Collected data entries
=== Begin Enclosure ===

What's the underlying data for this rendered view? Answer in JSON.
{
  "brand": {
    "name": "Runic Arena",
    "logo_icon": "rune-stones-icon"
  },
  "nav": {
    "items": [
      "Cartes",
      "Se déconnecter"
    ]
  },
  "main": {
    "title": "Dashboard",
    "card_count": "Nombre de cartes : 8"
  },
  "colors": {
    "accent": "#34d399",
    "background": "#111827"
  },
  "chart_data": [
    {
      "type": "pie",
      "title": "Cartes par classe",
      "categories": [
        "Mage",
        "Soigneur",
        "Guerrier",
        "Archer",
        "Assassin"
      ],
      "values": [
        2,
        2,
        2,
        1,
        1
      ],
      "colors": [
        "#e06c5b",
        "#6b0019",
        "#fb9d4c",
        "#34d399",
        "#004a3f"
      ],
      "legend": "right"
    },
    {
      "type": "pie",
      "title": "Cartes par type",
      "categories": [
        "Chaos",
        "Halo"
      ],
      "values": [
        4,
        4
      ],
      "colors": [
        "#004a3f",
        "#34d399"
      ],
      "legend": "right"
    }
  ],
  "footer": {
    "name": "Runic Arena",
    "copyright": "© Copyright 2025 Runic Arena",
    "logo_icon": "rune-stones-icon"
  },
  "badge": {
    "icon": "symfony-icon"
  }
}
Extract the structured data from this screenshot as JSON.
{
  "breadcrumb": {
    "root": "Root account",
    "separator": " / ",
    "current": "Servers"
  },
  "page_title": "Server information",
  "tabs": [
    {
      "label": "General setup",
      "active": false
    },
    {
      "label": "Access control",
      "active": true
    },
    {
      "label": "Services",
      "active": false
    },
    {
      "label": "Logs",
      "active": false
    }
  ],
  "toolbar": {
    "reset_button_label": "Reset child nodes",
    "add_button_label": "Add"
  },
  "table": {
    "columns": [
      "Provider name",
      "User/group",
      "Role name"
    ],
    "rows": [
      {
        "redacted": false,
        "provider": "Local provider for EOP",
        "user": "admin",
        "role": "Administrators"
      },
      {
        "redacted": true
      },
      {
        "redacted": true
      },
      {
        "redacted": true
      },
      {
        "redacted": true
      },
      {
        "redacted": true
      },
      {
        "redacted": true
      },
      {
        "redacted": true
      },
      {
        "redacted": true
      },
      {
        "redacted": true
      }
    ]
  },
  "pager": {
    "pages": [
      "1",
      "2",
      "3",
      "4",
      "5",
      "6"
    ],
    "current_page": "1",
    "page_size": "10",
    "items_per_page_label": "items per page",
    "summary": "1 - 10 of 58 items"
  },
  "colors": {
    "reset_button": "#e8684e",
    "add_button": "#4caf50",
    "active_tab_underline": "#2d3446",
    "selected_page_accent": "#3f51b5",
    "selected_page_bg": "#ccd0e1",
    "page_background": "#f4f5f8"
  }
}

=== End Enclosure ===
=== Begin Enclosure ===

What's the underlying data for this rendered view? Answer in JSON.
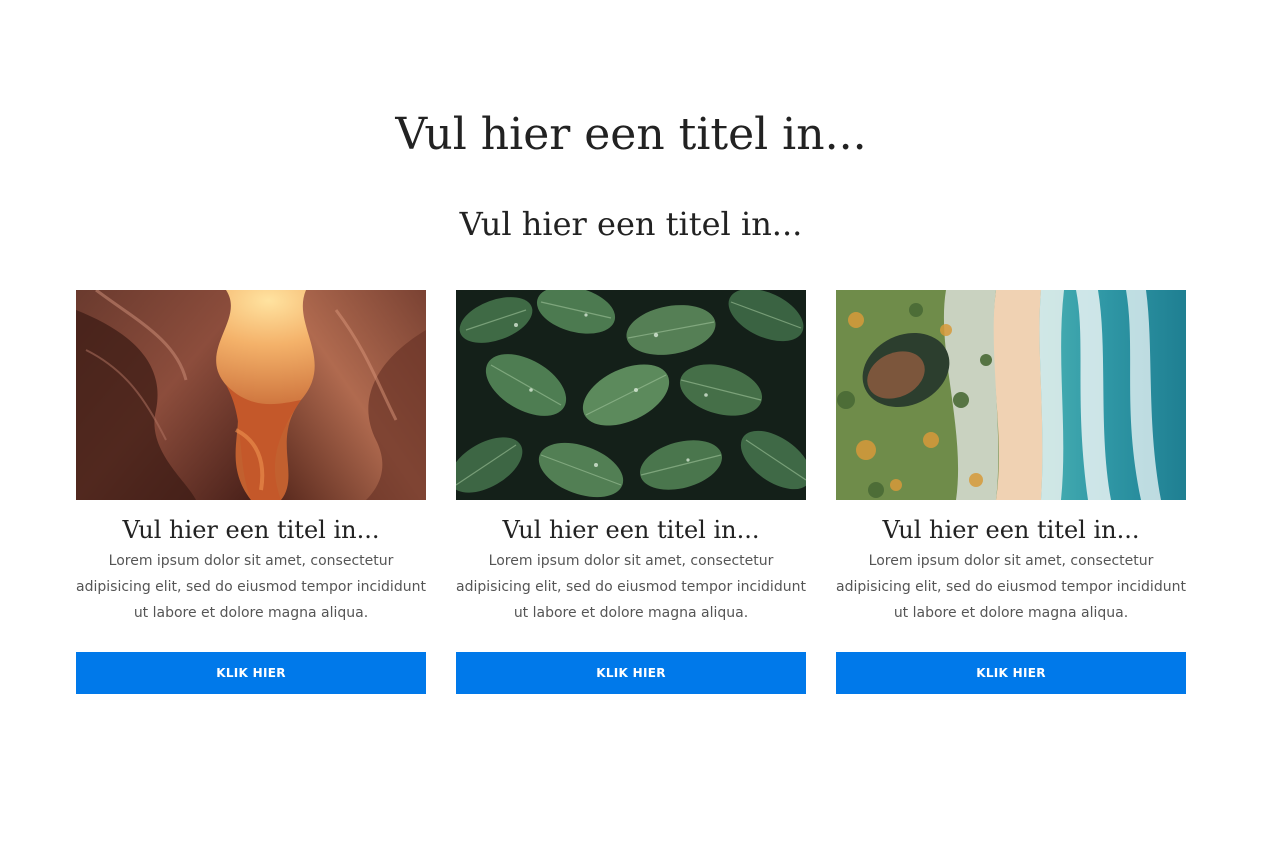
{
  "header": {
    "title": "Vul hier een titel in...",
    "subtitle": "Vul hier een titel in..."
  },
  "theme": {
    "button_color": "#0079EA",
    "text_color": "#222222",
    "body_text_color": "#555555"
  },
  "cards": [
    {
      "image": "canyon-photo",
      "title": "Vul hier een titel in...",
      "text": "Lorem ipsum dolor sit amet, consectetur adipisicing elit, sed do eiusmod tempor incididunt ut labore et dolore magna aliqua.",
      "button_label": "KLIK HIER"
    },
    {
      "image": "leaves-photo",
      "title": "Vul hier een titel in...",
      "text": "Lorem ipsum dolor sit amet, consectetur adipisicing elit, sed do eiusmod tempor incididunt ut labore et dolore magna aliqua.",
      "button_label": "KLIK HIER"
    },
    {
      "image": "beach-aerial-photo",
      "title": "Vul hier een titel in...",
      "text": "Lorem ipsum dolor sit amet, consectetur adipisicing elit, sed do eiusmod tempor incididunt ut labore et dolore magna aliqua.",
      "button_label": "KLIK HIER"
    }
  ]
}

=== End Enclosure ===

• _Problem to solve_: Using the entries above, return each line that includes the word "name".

• _Task answer_:
    "name": "Runic Arena",
    "name": "Runic Arena",
      "Provider name",
      "Role name"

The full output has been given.